While Australian Prime Minister Malcolm Fraser stayed staunch, even refusing to let the Springboks’ flight to refuel at an Australian airport, Muldoon abandoned the moral high ground, claimed politics should stay out of sport, and pandered to the National heartland by allowing the tour to proceed, blaming left-wing agitators when it descended into chaos.
Rugby was the winner on the day — though, really, it wasn’t.
If Muldoon was still in charge, would he be throwing Covid-19 caution to the wind and going all-in to make New Zealand the host of the Rugby Championship?
A moot point, but what is certain is the New Zealand Government no longer asks "How high?" when New Zealand Rugby orders it to jump.
You can choose a side when reflecting on how New Zealand managed to lose Rugby Championship hosting rights to Australia but it is still a little uncertain as to who really dropped the ball.
Governing body Sanzaar, seemingly spooked by New Zealand’s more rigid rules around quarantine, says Australia simply offered a more compelling and practical case to host the November-December tournament.
New Zealand Rugby points the finger squarely at the Government, highlighting its "inflexibility" around allowing visiting teams to get on the training field in large numbers straight away.
The Government, no doubt with one eye on the election on October 17, maintains it is the bigger picture of public health and not a sporting tournament that must take priority, and points to recent Covid cases within the Pumas as a red flag.
Add in the fact there are doubts over whether the Bledisloe Cup tests in New Zealand can be played — the Wallabies seem sceptical — and you see the message very clearly.
New Zealand Rugby, so used to getting its own way, doesn’t call the shots any more.
The Government’s heart, in many respects, never really seemed invested in this whole process.

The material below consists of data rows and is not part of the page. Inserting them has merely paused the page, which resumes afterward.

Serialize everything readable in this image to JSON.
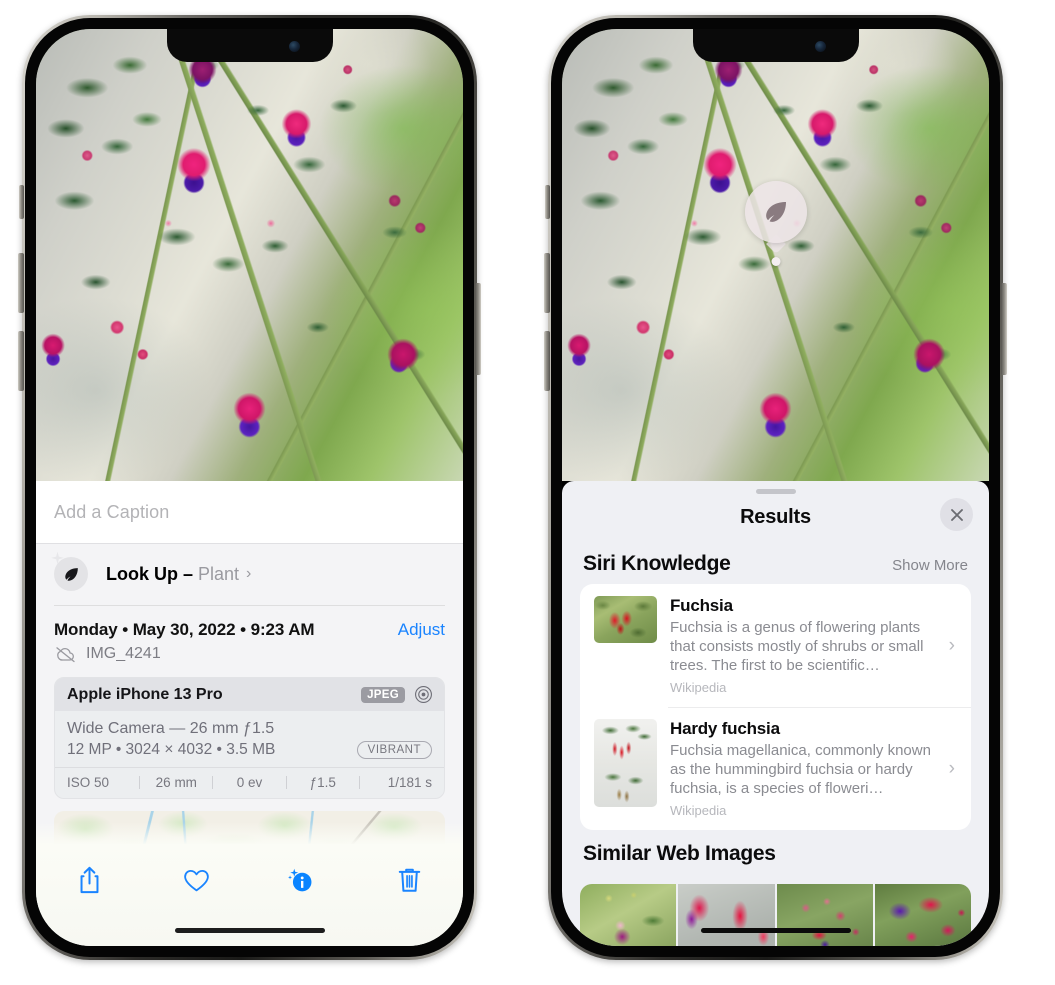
{
  "left_phone": {
    "caption": {
      "placeholder": "Add a Caption",
      "value": ""
    },
    "lookup": {
      "label": "Look Up –",
      "subject": "Plant",
      "chevron": "›",
      "icon": "leaf-icon"
    },
    "date": "Monday • May 30, 2022 • 9:23 AM",
    "adjust_label": "Adjust",
    "filename": "IMG_4241",
    "camera": {
      "model": "Apple iPhone 13 Pro",
      "format_badge": "JPEG",
      "lens_line": "Wide Camera — 26 mm ƒ1.5",
      "specs_line": "12 MP • 3024 × 4032 • 3.5 MB",
      "style_badge": "VIBRANT",
      "exif": [
        "ISO 50",
        "26 mm",
        "0 ev",
        "ƒ1.5",
        "1/181 s"
      ]
    },
    "toolbar": [
      {
        "name": "share-button",
        "icon": "share-icon"
      },
      {
        "name": "favorite-button",
        "icon": "heart-icon"
      },
      {
        "name": "info-button",
        "icon": "info-sparkle-icon"
      },
      {
        "name": "delete-button",
        "icon": "trash-icon"
      }
    ]
  },
  "right_phone": {
    "visual_lookup_badge": {
      "icon": "leaf-icon"
    },
    "sheet": {
      "title": "Results",
      "close_icon": "close-icon",
      "sections": [
        {
          "title": "Siri Knowledge",
          "action_label": "Show More",
          "items": [
            {
              "title": "Fuchsia",
              "description": "Fuchsia is a genus of flowering plants that consists mostly of shrubs or small trees. The first to be scientific…",
              "source": "Wikipedia",
              "chevron": "›"
            },
            {
              "title": "Hardy fuchsia",
              "description": "Fuchsia magellanica, commonly known as the hummingbird fuchsia or hardy fuchsia, is a species of floweri…",
              "source": "Wikipedia",
              "chevron": "›"
            }
          ]
        },
        {
          "title": "Similar Web Images",
          "items": [
            {
              "alt": "fuchsia-thumbnail-1"
            },
            {
              "alt": "fuchsia-thumbnail-2"
            },
            {
              "alt": "fuchsia-thumbnail-3"
            },
            {
              "alt": "fuchsia-thumbnail-4"
            }
          ]
        }
      ]
    }
  },
  "colors": {
    "accent_blue": "#1a84ff",
    "sheet_bg": "#eff0f4",
    "card_bg": "#ffffff",
    "secondary_text": "#8a8b91"
  }
}
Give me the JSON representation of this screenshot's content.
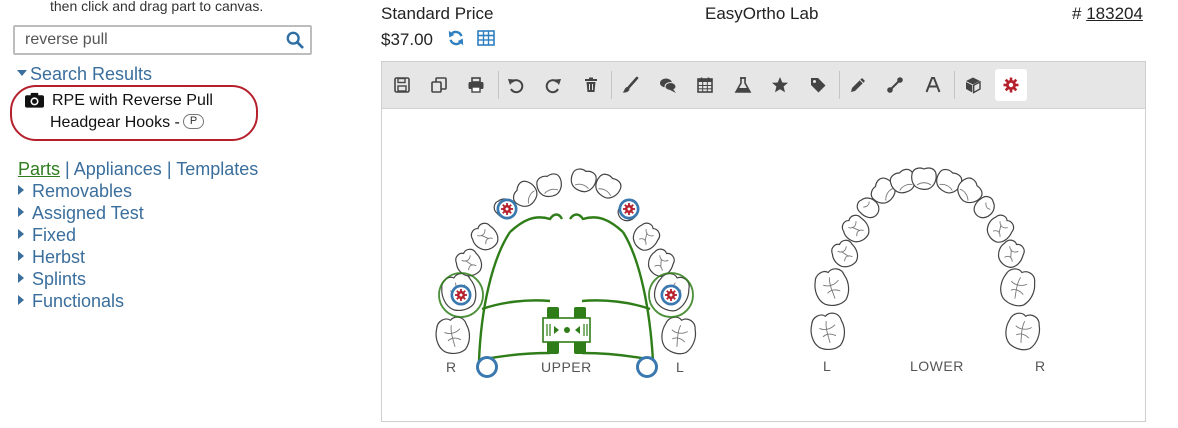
{
  "left": {
    "hint": "then click and drag part to canvas.",
    "search": {
      "value": "reverse pull",
      "placeholder": ""
    },
    "results_header": "Search Results",
    "result": {
      "line1": "RPE with Reverse Pull",
      "line2": "Headgear Hooks -",
      "badge": "P"
    },
    "tabs": {
      "parts": "Parts",
      "appliances": "Appliances",
      "templates": "Templates",
      "separator": "|"
    },
    "tree": [
      "Removables",
      "Assigned Test",
      "Fixed",
      "Herbst",
      "Splints",
      "Functionals"
    ]
  },
  "header": {
    "price_label": "Standard Price",
    "price_value": "$37.00",
    "lab": "EasyOrtho Lab",
    "order_prefix": "#",
    "order_number": "183204"
  },
  "toolbar": {
    "icons": [
      "save-icon",
      "copy-icon",
      "print-icon",
      "undo-icon",
      "redo-icon",
      "trash-icon",
      "brush-icon",
      "comments-icon",
      "calendar-icon",
      "flask-icon",
      "star-icon",
      "tag-icon",
      "pencil-icon",
      "connector-icon",
      "text-icon",
      "cube-icon",
      "gear-icon"
    ]
  },
  "canvas": {
    "upper": {
      "r": "R",
      "name": "UPPER",
      "l": "L"
    },
    "lower": {
      "l": "L",
      "name": "LOWER",
      "r": "R"
    }
  },
  "colors": {
    "link": "#3a6e9c",
    "active_tab": "#2f7d1e",
    "highlight_border": "#b5202c",
    "appliance_green": "#2e7d18",
    "band_blue": "#3a78b0",
    "gear_red": "#b5202c"
  }
}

Fighting two fronts, Covid-19 and re-election, left it reluctant to pull out all the stops for a rugby tournament.
Should we be bothered? Does relinquishing hosting rights to a sporting event right now really matter?
Certainly, the public response has been relatively muted. There are no street protests, no petitions being arranged, no sense this decision is remotely as important as the call over when we can return to Alert Level 1.
Still, this could have been a filip for the nation at the end of a rough year.
It would have provided both a hefty economic boost — though perhaps the $100million is over-egging it — and an injection of positivity, a little bit of buzz, a reward for the sacrifices we have made.
Dunedin could have had a stadium bulging with rugby fans (and their wallets), and Queenstown could have received a massive — and timely — economic boost by hosting the teams.
That it isn’t happening reflects both the political climate and the lessening of rugby as our all-important national game.